Efforts to increase the number of women entering STEM subjects mean ever more women attain higher degrees in these areas, but the number who then continue into permanent academic or research posts is still woefully few. Mentoring is often offered to permanent staff, who are seen as a long-term investment, but what about schemes for contract workers? New research suggests the benefits of mentoring schemes greatly outweigh the effort required to set them up, for both mentor and mentee. Indeed, a clear mentoring plan is now required for postdocs by many grant bodies, including the NSF and IRC. So how does this work in practice? One scheme is described in this article from American Scientist:
The postdoctoral experience has become integral to building a career in
science. The number of postdocs in science, engineering, and mathematics
in the United States has grown from fewer than 20,000 in 1980 to upward
of 60,000. At the same time, the number of years a newly minted PhD
seeking a tenure-track job spends in a postdoc has increased—in many
fields to well over three years. The importance of the postdoc phase to a
mathematician’s or scientist’s career has, on the whole, become much
greater. Even though 80 percent of postdocs are at academic

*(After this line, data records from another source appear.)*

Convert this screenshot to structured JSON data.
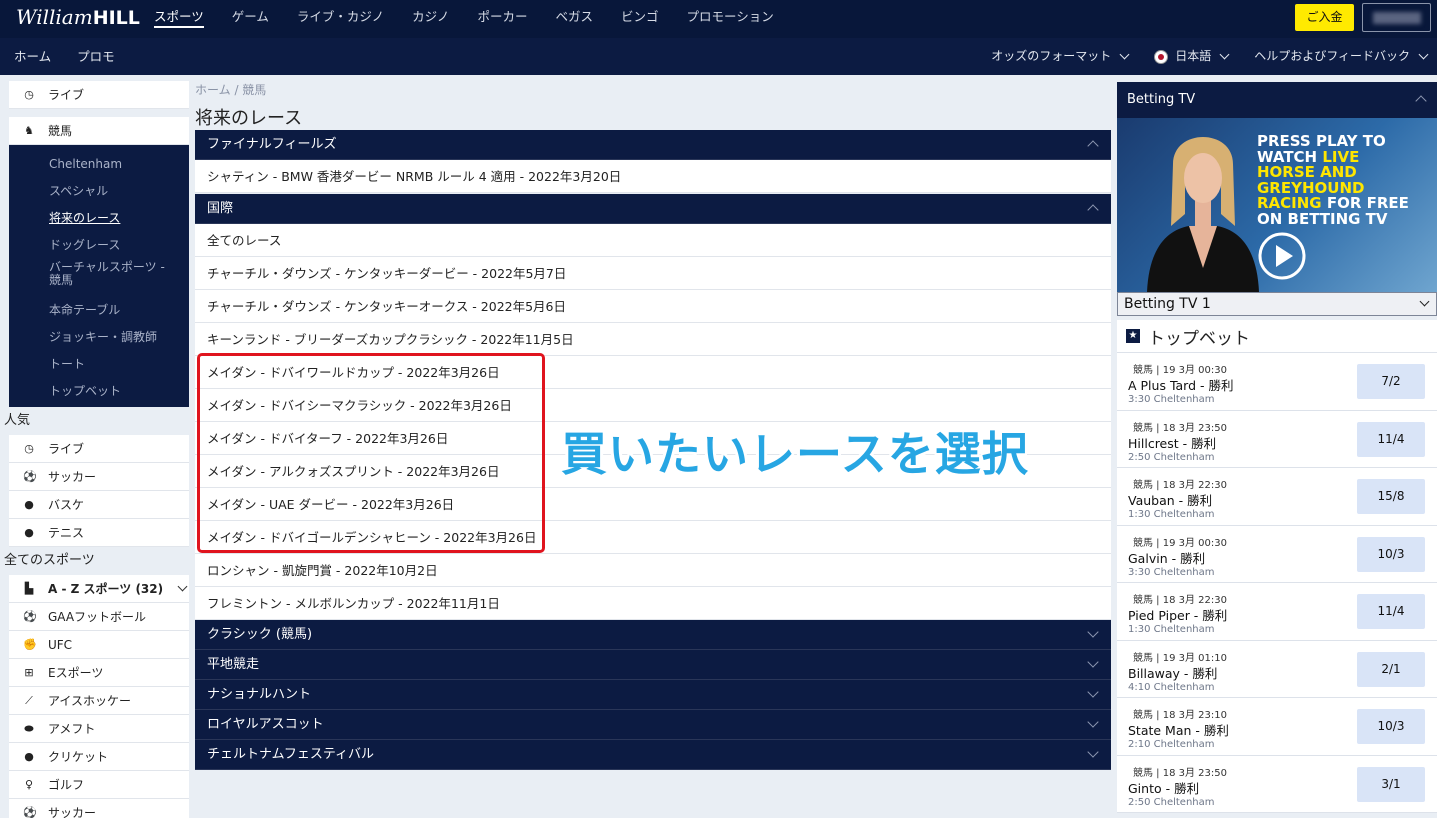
{
  "brand": {
    "logo_script": "William",
    "logo_bold": "HILL"
  },
  "topnav": [
    "スポーツ",
    "ゲーム",
    "ライブ・カジノ",
    "カジノ",
    "ポーカー",
    "ベガス",
    "ビンゴ",
    "プロモーション"
  ],
  "deposit_label": "ご入金",
  "subnav": [
    "ホーム",
    "プロモ"
  ],
  "subright": {
    "odds_format": "オッズのフォーマット",
    "language": "日本語",
    "help": "ヘルプおよびフィードバック"
  },
  "sidebar": {
    "top": [
      {
        "label": "ライブ",
        "icon": "◷"
      },
      {
        "label": "競馬",
        "icon": "♞"
      }
    ],
    "racing_sub": [
      "Cheltenham",
      "スペシャル",
      "将来のレース",
      "ドッグレース",
      "バーチャルスポーツ - 競馬",
      "本命テーブル",
      "ジョッキー・調教師",
      "トート",
      "トップベット"
    ],
    "popular_heading": "人気",
    "popular": [
      {
        "label": "ライブ",
        "icon": "◷"
      },
      {
        "label": "サッカー",
        "icon": "⚽"
      },
      {
        "label": "バスケ",
        "icon": "●"
      },
      {
        "label": "テニス",
        "icon": "●"
      }
    ],
    "all_sports_heading": "全てのスポーツ",
    "az_label": "A - Z スポーツ (32)",
    "az_icon": "▙",
    "sports": [
      {
        "label": "GAAフットボール",
        "icon": "⚽"
      },
      {
        "label": "UFC",
        "icon": "✊"
      },
      {
        "label": "Eスポーツ",
        "icon": "⊞"
      },
      {
        "label": "アイスホッケー",
        "icon": "⟋"
      },
      {
        "label": "アメフト",
        "icon": "⬬"
      },
      {
        "label": "クリケット",
        "icon": "●"
      },
      {
        "label": "ゴルフ",
        "icon": "♀"
      },
      {
        "label": "サッカー",
        "icon": "⚽"
      }
    ]
  },
  "breadcrumb": "ホーム  /  競馬",
  "page_title": "将来のレース",
  "sections": {
    "final_fields": {
      "title": "ファイナルフィールズ",
      "rows": [
        "シャティン - BMW 香港ダービー NRMB ルール 4 適用 - 2022年3月20日"
      ]
    },
    "international": {
      "title": "国際",
      "rows": [
        "全てのレース",
        "チャーチル・ダウンズ - ケンタッキーダービー - 2022年5月7日",
        "チャーチル・ダウンズ - ケンタッキーオークス - 2022年5月6日",
        "キーンランド - ブリーダーズカップクラシック - 2022年11月5日",
        "メイダン - ドバイワールドカップ - 2022年3月26日",
        "メイダン - ドバイシーマクラシック - 2022年3月26日",
        "メイダン - ドバイターフ - 2022年3月26日",
        "メイダン - アルクォズスプリント - 2022年3月26日",
        "メイダン - UAE ダービー - 2022年3月26日",
        "メイダン - ドバイゴールデンシャヒーン - 2022年3月26日",
        "ロンシャン - 凱旋門賞 - 2022年10月2日",
        "フレミントン - メルボルンカップ - 2022年11月1日"
      ]
    },
    "collapsed": [
      "クラシック (競馬)",
      "平地競走",
      "ナショナルハント",
      "ロイヤルアスコット",
      "チェルトナムフェスティバル"
    ]
  },
  "overlay_text": "買いたいレースを選択",
  "betting_tv": {
    "title": "Betting TV",
    "promo_lines": [
      "PRESS PLAY TO",
      "WATCH LIVE",
      "HORSE AND",
      "GREYHOUND",
      "RACING FOR FREE",
      "ON BETTING TV"
    ],
    "channel": "Betting TV 1",
    "promo_white": "#ffffff",
    "promo_yellow": "#ffe600"
  },
  "top_bets": {
    "title": "トップベット",
    "items": [
      {
        "meta": "競馬 | 19 3月 00:30",
        "selection": "A Plus Tard - 勝利",
        "event": "3:30 Cheltenham",
        "odds": "7/2"
      },
      {
        "meta": "競馬 | 18 3月 23:50",
        "selection": "Hillcrest - 勝利",
        "event": "2:50 Cheltenham",
        "odds": "11/4"
      },
      {
        "meta": "競馬 | 18 3月 22:30",
        "selection": "Vauban - 勝利",
        "event": "1:30 Cheltenham",
        "odds": "15/8"
      },
      {
        "meta": "競馬 | 19 3月 00:30",
        "selection": "Galvin - 勝利",
        "event": "3:30 Cheltenham",
        "odds": "10/3"
      },
      {
        "meta": "競馬 | 18 3月 22:30",
        "selection": "Pied Piper - 勝利",
        "event": "1:30 Cheltenham",
        "odds": "11/4"
      },
      {
        "meta": "競馬 | 19 3月 01:10",
        "selection": "Billaway - 勝利",
        "event": "4:10 Cheltenham",
        "odds": "2/1"
      },
      {
        "meta": "競馬 | 18 3月 23:10",
        "selection": "State Man - 勝利",
        "event": "2:10 Cheltenham",
        "odds": "10/3"
      },
      {
        "meta": "競馬 | 18 3月 23:50",
        "selection": "Ginto - 勝利",
        "event": "2:50 Cheltenham",
        "odds": "3/1"
      }
    ]
  }
}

institutions, only one out of five landed a tenure-track job in 2012,
according to a recent poll by Science’s blog Careers.
The unsettling nature of this statistic resonates with my own experience
as a postdoc in mathematics at Duke University. In particular, I
remember facing the exhaustion of a recent PhD-writing adventure coupled
with the stress of an uncertain future.
By: Rachel Levy, Nov-Dec 2014
Read more here.